Quality of life among postmenopausal women enrolled in the Minnesota Green Tea Trial

Citation data:

Maturitas, ISSN: 0378-5122, Vol: 108, Page: 1-6

Publication Year:
2018
Usage 8
Abstract Views 8
Captures 2
Readers 2
Social Media 13
Tweets 13
DOI:
10.1016/j.maturitas.2017.10.013
Author(s):
Allison Dostal Webster, Deborah A. Finstad, Mindy S. Kurzer, Carolyn J. Torkelson
Publisher(s):
Elsevier BV
Tags:
Biochemistry, Genetics and Molecular Biology, Medicine
Most Recent Tweet View All Tweets
article description
Postmenopausal symptomatology has not been elucidated in large, long-term human clinical trials.
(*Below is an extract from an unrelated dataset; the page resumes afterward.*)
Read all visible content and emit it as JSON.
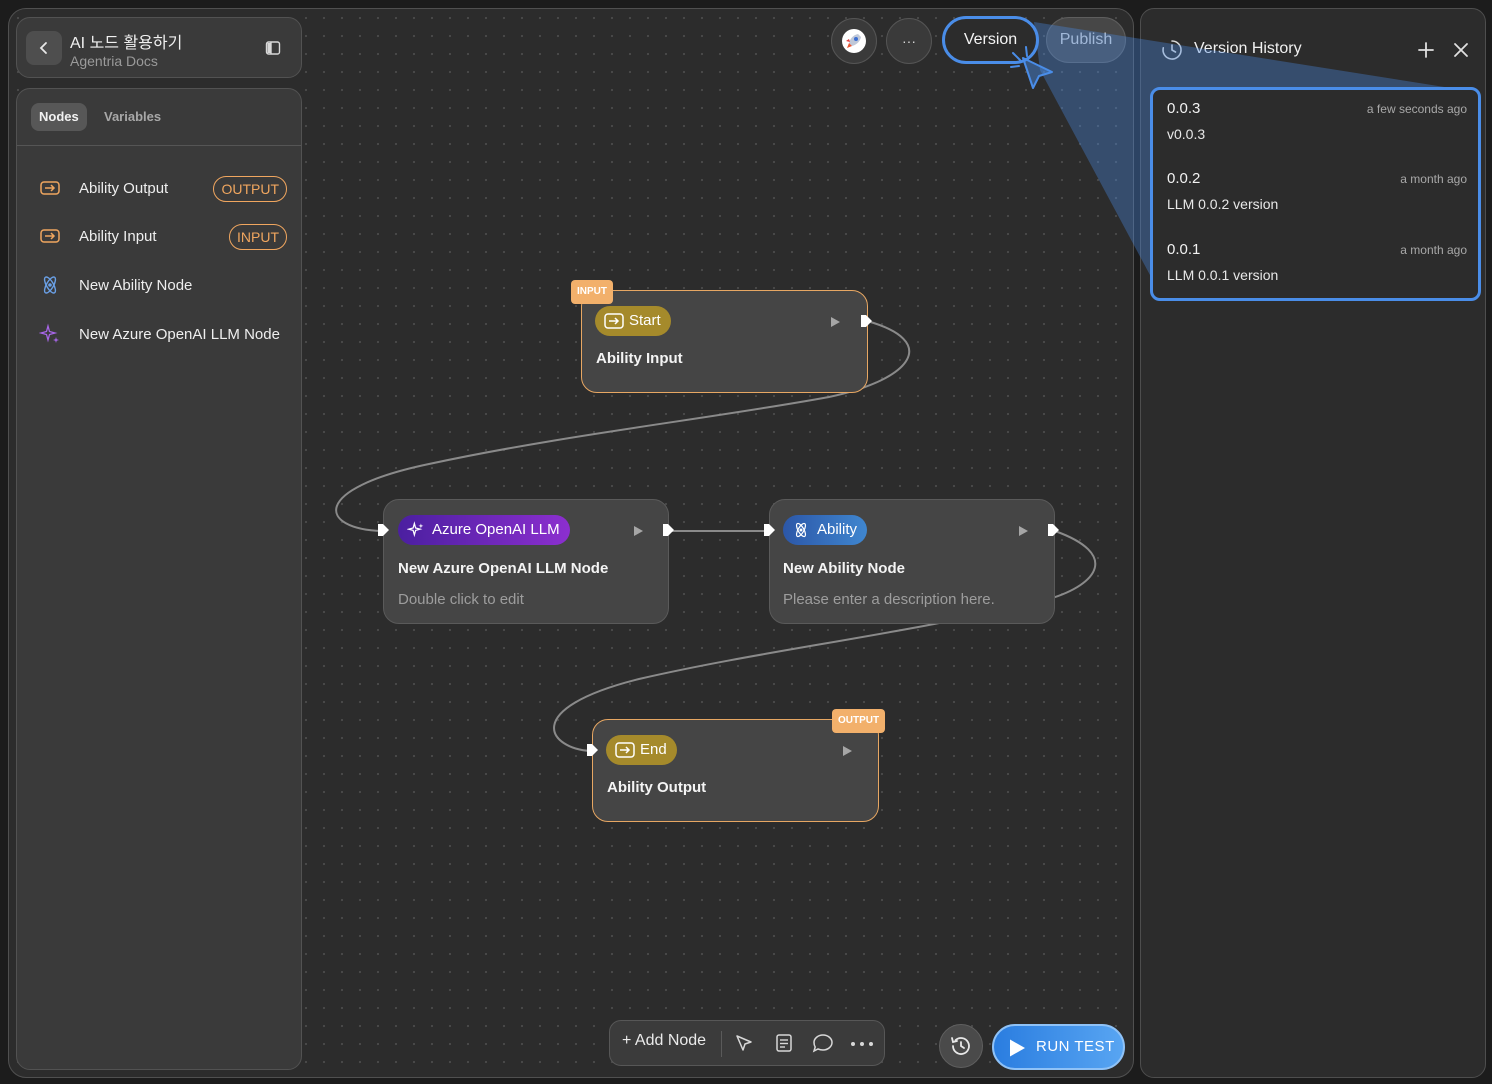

Our objective was to measure quality of life in postmenopausal women aged 50–70 years. A Menopause-Specific Quality of Life-Intervention (MENQOL) questionnaire was completed by women enrolled in the Minnesota Green Tea Trial (n = 932) to assess vasomotor, physical, sexual, and psychosocial symptoms in the years following menopause. Responses were coded; mean overall and domain scores ranged from 1 to 8. A higher score indicated more severe symptoms. Mean overall MENQOL scores were highest in women aged 50–54.9 years. A pattern of reduced symptom severity with increasing age was observed overall and within each domain. Women aged 50–54.9 years had more severe night sweats and sweating than other age groups ( P ≤ 0.001) and more severe hot flashes than women aged ≥ 60 years ( P ≪ 0.001). No differences between age groups were seen on mean score in the Sexual domain. Compared with women aged 50.0–54.9 years (the reference group), study participants aged 60–64.9 and ≥ 65 years had lower MENQOL scores in the Psychosocial domain ( P = 0.029 and P ≪ 0.001). Women aged 50–54.9 years had more severe symptoms related to negative mood than women ≥65 years ( P ≤ 0.009). Compared with women aged 50–54.9 years, those in the age groups 60–64.9 and ≥ 65 years had lower scores for “poor memory” (2.98 ± 1.75 and 2.66 ± 1.68 vs. 3.43 ± 1.87, P ≪ 0.001). Women ≥ 65 years reported lower scores for “feeling tired or worn out”, “difficulty sleeping”, and “lack of energy” than all other age groups ( P ≤ 0.003). The findings of this descriptive analysis of postmenopausal women may help clinicians counsel women about expectations and treatment options to address menopause-associated symptoms and the relationship between postmenopausal symptoms and overall health.

This article has 0 Wikipedia reference.